What is the number of lines in the data that hold the string "icon"? Reply with that number only.
:::
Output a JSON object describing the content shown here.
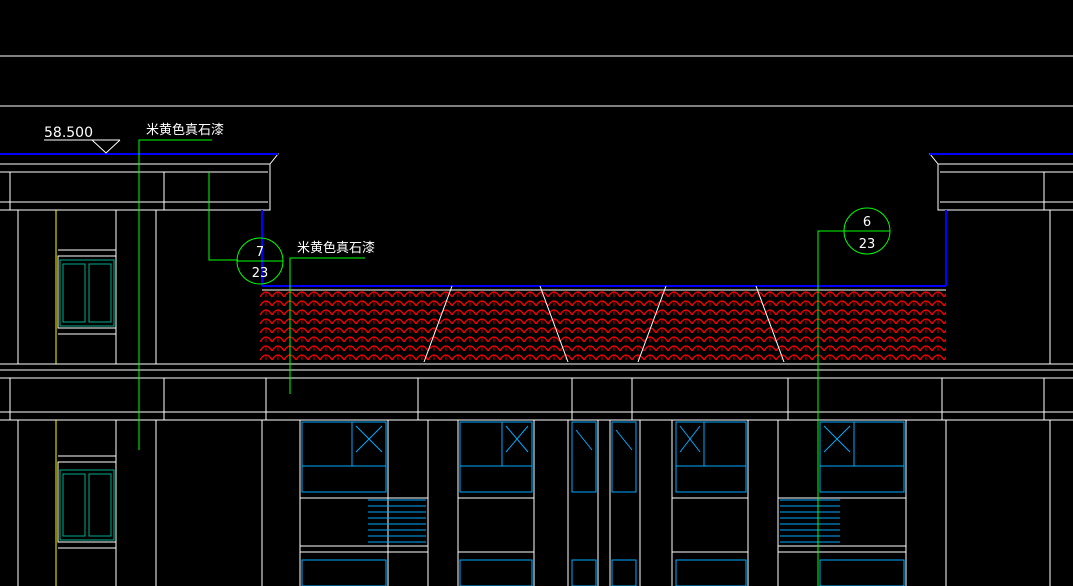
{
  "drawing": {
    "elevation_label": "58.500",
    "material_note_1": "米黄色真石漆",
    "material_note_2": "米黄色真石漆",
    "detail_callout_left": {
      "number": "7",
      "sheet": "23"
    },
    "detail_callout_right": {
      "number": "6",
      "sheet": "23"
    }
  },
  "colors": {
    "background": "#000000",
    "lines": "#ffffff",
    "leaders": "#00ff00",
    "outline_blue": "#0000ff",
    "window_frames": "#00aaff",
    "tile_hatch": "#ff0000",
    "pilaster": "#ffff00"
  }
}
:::
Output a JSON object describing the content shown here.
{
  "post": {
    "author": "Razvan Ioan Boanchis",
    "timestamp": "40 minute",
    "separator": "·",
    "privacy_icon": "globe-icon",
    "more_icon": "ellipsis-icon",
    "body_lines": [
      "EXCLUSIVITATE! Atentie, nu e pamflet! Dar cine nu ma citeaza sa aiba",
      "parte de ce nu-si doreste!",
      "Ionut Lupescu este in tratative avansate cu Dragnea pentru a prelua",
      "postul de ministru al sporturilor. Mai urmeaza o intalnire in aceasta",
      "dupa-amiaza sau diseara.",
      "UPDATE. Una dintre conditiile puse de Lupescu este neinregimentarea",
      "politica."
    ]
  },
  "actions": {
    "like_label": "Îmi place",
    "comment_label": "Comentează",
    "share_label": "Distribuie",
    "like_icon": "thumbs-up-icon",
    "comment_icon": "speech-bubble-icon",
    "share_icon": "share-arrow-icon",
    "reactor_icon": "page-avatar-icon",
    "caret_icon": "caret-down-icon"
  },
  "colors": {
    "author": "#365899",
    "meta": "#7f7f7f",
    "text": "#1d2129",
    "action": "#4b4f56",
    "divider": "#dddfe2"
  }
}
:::
(ANSWER BOX) 7